Volkswagen executives face down angry shareholders at agm

Gathering told ‘misconduct goes against everything that Volkswagen stands for’

Top Volkswagen managers faced down 3,000 angry shareholders at a tempestuous annual general meeting in Hanover on Wednesday, the first since the car group was engulfed last September by an emissions manipulation scandal.

Chief executive Matthias Müller and supervisory board head Hans Dieter Pötsch apologised to shareholders for betraying their trust and cheating customers by producing 11 million cars with diesel engines manipulated to appear more environmentally friendly than they were.

"This misconduct goes against everything that Volkswagen stands for," said Mr Müller of the scandal, which spread right through group from Volkswagen and Porsche to Audi and Seat, and saw share prices plummet by around 40 per cent.

Mr Müller, chief executive since last September, asked shareholders for a second chance: to clean up after the diesel scandal and to reform VW to make it fit for the future with electromobility, internet-based mobility, self-driving cars and greater brand autonomy. In an interview ahead of the AGM, Mr Müller hinted that VW might abandon diesel engine technology entirely.



“Volkswagen is more than this crisis, it has qualities that haven’t disappeared overnight,” he told Tuesday’s meeting in Hanover. “We cannot undo the past, what we have in our hands is to deal with it responsibly.”

Supervisory board head Hans Dieter Pötsch attracted the ire of agm attendees in Hanover, with many questioning his ability to help clean up a scandal that took place while he was VW finance head. Angry VW investors accused him of “sh*tting” them and of being a “personified conflict of interest”.

Outside the meeting, protestors mocked the group’s corporate euphemism for the emissions manipulation -- the “diesel theme” - and attacked German plans to subsidise motorists to buy electric cars - including from VW. One read: “No relief for environmental criminals! Those responsible and the profiteers should pay.”


Ahead of the agm, German prosecutors said they were investigating former VW chief executive Martin Winterkorn and Herbert Diess, in charge of the VW brand. In addition, Germany's financial regulator BaFin says it is investigating the entire old supervisory board under suspicion of withholding market relevant information about emissions manipulation.

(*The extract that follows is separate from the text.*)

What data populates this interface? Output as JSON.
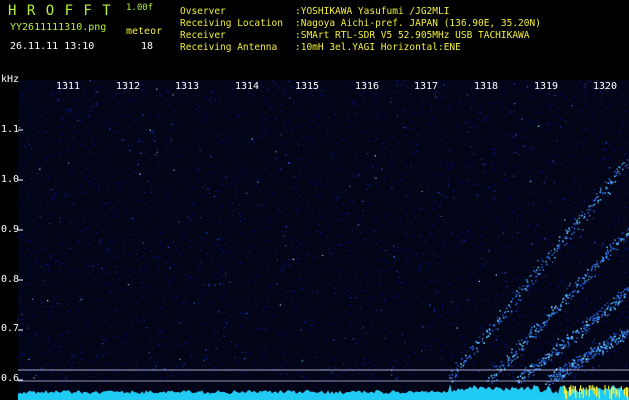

Nine months after the news broke, the VW share price has recovered from crisis lows but is still around a quarter below its pre-scandal levels. Group finances are also weak after setting aside €16 billion to cover the cost of fines and engine fixes. The scandal has pushed the company into the red for the first time in two decades, with a net loss of €1.6 billion.

But Hanover’s agm meeting was more a chance for small shareholders to let off steam than force any major changes at the automotive group. Just 11 per cent of VW voting rights are in their hands: 52 per cent of voting rights lie with the founding Porsche-Piech families, 20 per cent with the state of Lower Saxony and 17 per cent with Qatar.

Hessa Al Jaber, speaking in Hanover for Qatar, gave a vote of confidence in the VW management.

“Volkswagen is capable of change,” she said. “Problems make one stronger.”

Derek Scally

Derek Scally

Derek Scally is an Irish Times journalist based in Berlin